#### ENTRIES SUPPLIED:
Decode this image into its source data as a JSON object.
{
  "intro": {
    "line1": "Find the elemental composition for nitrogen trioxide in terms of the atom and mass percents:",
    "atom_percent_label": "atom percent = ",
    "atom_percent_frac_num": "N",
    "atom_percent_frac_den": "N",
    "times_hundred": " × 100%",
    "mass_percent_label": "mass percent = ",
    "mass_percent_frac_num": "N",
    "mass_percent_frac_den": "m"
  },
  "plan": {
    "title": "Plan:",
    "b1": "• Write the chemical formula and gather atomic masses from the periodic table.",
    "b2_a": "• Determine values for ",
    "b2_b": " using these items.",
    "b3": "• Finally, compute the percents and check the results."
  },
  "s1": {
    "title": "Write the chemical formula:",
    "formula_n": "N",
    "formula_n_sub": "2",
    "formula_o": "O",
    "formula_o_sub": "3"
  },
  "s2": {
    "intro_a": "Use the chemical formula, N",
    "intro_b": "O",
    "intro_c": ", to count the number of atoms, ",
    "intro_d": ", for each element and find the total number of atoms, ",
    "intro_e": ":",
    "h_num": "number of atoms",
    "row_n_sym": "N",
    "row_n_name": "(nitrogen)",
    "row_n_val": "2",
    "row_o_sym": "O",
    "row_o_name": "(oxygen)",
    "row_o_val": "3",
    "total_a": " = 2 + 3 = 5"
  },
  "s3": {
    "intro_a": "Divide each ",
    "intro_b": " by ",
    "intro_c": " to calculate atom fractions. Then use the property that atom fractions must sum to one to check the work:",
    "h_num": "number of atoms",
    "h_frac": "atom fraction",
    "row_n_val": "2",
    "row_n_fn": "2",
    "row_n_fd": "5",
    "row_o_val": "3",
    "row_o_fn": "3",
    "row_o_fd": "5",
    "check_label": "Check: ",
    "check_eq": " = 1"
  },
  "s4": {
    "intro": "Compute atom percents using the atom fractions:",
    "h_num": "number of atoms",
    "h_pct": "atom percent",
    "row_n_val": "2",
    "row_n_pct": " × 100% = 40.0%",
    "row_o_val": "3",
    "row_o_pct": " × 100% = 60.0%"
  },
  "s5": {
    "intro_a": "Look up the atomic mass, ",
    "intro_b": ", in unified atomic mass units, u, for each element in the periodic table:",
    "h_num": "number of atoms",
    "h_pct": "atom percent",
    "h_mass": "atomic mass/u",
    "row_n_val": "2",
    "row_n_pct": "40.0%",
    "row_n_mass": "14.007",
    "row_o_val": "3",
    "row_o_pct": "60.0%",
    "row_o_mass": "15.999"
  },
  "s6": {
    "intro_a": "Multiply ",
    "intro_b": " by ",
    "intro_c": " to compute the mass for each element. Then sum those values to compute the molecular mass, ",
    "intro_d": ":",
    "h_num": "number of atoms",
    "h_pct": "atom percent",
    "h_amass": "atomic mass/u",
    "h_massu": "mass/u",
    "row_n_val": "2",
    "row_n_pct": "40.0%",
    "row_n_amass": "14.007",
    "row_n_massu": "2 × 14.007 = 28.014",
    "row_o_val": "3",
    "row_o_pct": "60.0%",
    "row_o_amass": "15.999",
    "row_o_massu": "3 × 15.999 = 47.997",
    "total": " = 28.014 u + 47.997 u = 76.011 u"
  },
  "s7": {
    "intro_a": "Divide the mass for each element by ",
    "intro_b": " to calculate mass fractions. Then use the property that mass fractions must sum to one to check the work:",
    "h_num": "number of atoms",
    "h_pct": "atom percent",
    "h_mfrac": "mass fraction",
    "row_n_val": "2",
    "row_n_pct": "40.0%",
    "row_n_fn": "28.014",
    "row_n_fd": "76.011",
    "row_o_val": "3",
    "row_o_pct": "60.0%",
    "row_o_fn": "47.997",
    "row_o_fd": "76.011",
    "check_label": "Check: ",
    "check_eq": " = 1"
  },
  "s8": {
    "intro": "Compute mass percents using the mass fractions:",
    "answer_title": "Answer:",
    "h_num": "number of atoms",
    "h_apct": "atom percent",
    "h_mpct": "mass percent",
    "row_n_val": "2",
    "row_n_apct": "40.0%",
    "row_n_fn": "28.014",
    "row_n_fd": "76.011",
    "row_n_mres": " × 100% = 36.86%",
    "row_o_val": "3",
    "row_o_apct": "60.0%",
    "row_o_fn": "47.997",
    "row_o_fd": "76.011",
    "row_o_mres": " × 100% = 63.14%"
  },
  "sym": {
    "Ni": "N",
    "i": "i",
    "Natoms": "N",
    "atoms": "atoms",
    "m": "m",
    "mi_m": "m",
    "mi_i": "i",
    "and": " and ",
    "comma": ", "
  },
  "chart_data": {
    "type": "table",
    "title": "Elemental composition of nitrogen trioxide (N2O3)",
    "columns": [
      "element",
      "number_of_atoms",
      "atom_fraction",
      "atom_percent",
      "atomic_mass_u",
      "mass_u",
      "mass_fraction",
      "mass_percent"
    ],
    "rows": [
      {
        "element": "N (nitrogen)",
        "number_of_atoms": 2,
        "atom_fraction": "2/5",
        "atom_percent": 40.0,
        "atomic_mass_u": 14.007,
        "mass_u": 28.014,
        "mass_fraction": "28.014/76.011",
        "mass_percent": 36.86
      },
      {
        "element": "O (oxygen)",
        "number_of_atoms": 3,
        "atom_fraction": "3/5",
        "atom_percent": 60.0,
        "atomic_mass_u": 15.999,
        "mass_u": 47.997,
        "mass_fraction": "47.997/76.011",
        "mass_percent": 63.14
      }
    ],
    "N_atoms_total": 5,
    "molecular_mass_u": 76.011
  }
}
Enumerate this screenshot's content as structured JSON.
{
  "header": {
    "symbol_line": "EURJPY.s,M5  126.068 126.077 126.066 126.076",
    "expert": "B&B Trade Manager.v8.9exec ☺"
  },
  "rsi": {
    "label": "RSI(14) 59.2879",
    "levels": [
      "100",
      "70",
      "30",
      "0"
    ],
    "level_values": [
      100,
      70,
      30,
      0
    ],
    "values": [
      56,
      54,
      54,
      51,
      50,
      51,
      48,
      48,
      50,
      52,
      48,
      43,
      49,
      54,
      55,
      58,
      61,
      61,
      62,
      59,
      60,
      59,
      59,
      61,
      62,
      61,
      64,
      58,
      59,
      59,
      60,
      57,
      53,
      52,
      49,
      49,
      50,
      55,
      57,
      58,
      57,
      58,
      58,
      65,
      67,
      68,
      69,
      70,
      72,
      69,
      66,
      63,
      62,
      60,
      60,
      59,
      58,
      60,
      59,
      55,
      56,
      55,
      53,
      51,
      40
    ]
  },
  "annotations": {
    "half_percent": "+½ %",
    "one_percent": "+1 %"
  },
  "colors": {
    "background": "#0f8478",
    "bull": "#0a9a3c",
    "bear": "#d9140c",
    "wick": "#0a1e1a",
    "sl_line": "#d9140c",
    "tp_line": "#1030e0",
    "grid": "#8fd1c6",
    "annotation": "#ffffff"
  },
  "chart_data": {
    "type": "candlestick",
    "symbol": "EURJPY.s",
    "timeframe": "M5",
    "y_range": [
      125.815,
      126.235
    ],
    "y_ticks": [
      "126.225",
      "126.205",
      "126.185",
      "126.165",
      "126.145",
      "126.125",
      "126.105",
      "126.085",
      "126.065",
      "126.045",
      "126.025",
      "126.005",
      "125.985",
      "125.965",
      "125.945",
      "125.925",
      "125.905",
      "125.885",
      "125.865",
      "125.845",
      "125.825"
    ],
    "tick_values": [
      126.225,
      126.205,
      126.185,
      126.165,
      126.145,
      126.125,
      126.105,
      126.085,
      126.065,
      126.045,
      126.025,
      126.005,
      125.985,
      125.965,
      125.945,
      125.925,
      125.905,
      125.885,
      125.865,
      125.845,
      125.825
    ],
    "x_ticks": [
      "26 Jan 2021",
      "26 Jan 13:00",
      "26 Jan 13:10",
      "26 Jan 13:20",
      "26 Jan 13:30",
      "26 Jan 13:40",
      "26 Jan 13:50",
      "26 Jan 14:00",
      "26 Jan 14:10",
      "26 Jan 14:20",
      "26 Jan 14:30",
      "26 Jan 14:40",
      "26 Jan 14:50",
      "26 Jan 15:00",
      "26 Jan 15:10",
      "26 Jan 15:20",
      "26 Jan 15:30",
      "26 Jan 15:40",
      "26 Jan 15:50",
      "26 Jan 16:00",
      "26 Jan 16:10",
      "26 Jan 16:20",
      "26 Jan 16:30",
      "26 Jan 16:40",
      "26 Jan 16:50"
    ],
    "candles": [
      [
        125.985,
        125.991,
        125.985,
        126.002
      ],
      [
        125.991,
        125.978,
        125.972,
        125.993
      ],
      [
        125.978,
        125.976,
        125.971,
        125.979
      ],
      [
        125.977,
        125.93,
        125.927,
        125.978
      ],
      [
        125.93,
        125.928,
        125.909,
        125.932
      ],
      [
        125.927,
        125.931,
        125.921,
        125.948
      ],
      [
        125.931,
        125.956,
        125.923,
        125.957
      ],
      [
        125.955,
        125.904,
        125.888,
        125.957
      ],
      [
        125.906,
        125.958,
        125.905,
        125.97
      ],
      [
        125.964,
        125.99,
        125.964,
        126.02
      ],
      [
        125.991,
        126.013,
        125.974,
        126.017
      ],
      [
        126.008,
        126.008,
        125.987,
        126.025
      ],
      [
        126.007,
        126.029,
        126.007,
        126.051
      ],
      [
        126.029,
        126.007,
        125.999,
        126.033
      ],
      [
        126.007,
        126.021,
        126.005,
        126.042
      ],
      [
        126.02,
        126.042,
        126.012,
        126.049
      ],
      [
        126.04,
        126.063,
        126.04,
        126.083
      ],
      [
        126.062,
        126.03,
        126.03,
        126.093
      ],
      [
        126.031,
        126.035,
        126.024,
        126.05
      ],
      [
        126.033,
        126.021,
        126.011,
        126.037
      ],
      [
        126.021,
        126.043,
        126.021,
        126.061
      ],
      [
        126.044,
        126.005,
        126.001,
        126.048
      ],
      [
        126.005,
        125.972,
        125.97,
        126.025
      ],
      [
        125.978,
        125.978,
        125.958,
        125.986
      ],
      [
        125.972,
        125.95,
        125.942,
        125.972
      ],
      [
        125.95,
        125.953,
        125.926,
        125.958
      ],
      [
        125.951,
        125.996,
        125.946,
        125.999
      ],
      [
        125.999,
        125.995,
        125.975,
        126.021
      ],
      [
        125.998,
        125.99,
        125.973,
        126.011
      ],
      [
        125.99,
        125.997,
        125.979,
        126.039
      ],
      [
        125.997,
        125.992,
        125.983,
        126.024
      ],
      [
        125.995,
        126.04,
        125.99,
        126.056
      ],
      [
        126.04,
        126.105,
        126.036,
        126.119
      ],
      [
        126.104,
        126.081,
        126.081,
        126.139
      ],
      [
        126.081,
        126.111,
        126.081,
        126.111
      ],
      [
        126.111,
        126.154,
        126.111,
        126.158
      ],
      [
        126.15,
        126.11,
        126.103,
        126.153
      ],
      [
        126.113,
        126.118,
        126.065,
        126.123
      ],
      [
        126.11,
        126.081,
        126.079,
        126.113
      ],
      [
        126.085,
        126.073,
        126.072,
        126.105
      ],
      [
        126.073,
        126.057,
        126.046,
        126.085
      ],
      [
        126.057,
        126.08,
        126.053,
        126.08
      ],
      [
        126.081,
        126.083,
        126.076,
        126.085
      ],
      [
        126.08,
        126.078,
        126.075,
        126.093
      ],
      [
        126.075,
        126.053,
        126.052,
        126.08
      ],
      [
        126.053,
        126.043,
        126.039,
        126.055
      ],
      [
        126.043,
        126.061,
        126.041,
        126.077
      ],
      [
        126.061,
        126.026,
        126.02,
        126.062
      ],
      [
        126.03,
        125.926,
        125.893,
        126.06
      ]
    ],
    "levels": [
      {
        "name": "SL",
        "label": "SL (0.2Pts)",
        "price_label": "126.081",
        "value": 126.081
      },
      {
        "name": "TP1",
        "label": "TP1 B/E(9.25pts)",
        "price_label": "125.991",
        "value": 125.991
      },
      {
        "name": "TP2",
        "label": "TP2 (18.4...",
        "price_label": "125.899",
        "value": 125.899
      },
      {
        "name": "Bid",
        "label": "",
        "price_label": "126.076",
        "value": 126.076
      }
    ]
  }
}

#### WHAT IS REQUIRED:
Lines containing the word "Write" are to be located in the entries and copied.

#### SOLUTION FOR THIS EXERCISE:
    "b1": "• Write the chemical formula and gather atomic masses from the periodic table.",
    "title": "Write the chemical formula:",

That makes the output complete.